To do: Which lines run from the one with "Transcribe this image's" through the end of the data? Retype them exactly, without pictures.

>>>>

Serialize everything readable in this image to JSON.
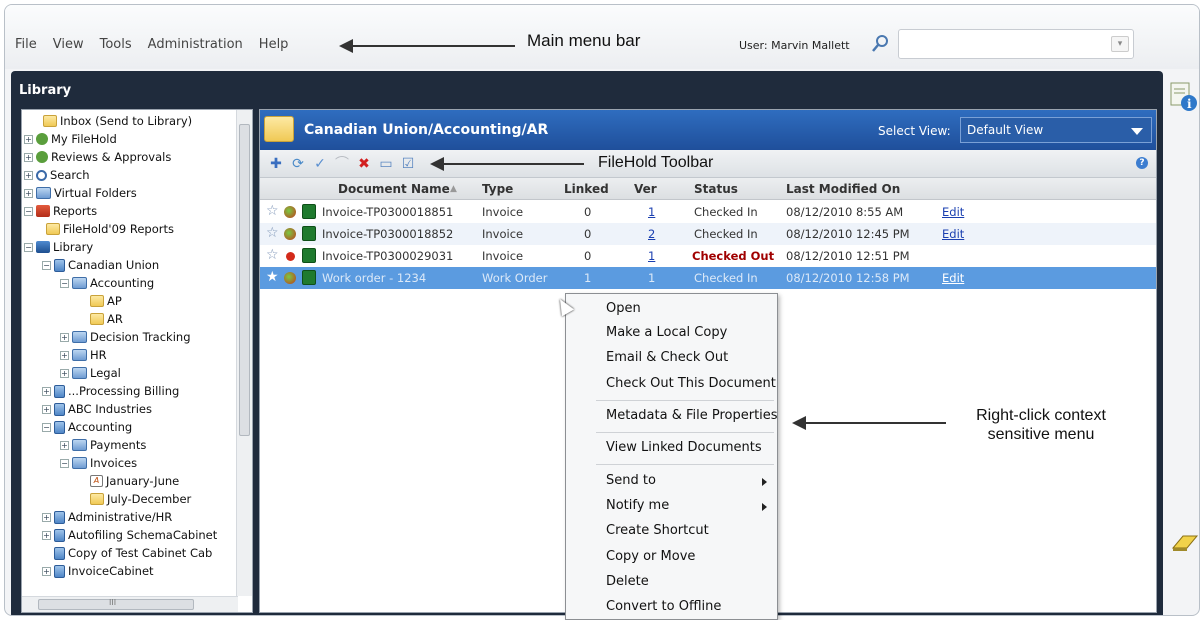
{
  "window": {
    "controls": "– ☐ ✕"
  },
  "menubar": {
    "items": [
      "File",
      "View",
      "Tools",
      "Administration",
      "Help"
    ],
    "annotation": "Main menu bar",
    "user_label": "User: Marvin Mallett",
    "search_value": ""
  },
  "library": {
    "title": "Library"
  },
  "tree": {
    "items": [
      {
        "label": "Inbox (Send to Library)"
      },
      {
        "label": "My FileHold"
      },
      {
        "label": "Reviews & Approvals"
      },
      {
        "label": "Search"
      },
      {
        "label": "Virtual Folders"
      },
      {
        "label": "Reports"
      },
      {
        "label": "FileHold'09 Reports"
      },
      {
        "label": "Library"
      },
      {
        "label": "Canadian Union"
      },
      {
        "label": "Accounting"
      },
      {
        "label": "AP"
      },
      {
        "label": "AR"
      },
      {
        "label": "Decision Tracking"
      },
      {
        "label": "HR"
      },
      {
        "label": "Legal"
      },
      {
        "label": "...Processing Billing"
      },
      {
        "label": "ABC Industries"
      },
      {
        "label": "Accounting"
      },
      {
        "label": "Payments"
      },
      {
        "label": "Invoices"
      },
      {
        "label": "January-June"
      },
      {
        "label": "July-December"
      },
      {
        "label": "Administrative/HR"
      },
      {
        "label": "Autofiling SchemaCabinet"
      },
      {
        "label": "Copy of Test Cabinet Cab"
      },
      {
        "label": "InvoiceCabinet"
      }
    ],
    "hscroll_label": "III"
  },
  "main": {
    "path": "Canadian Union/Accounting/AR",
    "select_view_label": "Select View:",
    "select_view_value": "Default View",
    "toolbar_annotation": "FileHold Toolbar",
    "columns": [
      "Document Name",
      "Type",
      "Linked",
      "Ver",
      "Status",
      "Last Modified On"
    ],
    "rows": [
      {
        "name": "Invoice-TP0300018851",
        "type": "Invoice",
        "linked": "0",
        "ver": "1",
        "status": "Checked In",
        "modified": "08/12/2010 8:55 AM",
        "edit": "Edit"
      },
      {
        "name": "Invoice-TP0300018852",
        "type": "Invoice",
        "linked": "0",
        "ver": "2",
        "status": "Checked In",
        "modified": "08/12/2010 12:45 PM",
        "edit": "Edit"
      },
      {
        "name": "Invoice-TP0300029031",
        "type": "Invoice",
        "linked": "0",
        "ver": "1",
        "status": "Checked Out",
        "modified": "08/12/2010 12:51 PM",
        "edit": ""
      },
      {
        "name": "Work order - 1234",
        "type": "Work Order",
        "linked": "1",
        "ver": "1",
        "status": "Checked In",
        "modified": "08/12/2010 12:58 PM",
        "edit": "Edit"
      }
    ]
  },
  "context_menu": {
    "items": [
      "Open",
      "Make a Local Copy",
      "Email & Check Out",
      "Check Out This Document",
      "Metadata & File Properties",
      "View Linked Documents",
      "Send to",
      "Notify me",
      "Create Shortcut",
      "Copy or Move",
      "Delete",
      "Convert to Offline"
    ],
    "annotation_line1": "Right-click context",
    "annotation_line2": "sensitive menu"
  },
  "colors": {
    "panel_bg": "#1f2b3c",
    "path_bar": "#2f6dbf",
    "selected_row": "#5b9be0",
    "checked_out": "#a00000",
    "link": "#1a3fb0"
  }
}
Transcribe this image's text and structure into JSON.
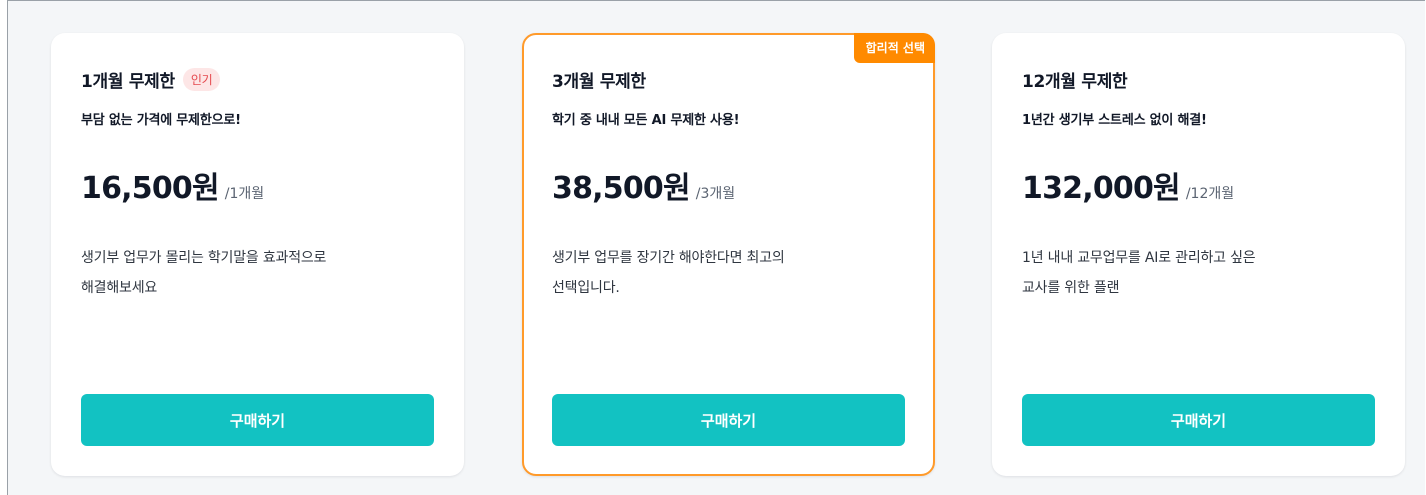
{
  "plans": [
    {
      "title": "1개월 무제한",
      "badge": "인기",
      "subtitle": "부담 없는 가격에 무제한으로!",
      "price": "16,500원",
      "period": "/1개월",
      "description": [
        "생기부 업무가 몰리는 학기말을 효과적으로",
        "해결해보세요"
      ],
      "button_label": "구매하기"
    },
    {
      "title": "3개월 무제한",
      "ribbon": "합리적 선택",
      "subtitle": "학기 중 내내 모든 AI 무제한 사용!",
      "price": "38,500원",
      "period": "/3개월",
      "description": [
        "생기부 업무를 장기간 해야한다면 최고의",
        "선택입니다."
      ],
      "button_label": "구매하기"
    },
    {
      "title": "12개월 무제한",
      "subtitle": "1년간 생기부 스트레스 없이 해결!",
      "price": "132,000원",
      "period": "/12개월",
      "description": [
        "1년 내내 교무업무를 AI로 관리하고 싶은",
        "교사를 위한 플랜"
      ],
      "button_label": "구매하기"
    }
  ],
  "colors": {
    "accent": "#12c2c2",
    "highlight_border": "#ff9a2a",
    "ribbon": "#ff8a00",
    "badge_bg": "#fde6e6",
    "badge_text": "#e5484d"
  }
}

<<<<

Response area:
Transcribe this image's text and structure into JSON.
{
  "plans": [
    {
      "title": "1개월 무제한",
      "badge": "인기",
      "subtitle": "부담 없는 가격에 무제한으로!",
      "price": "16,500원",
      "period": "/1개월",
      "description": [
        "생기부 업무가 몰리는 학기말을 효과적으로",
        "해결해보세요"
      ],
      "button_label": "구매하기"
    },
    {
      "title": "3개월 무제한",
      "ribbon": "합리적 선택",
      "subtitle": "학기 중 내내 모든 AI 무제한 사용!",
      "price": "38,500원",
      "period": "/3개월",
      "description": [
        "생기부 업무를 장기간 해야한다면 최고의",
        "선택입니다."
      ],
      "button_label": "구매하기"
    },
    {
      "title": "12개월 무제한",
      "subtitle": "1년간 생기부 스트레스 없이 해결!",
      "price": "132,000원",
      "period": "/12개월",
      "description": [
        "1년 내내 교무업무를 AI로 관리하고 싶은",
        "교사를 위한 플랜"
      ],
      "button_label": "구매하기"
    }
  ],
  "colors": {
    "accent": "#12c2c2",
    "highlight_border": "#ff9a2a",
    "ribbon": "#ff8a00",
    "badge_bg": "#fde6e6",
    "badge_text": "#e5484d"
  }
}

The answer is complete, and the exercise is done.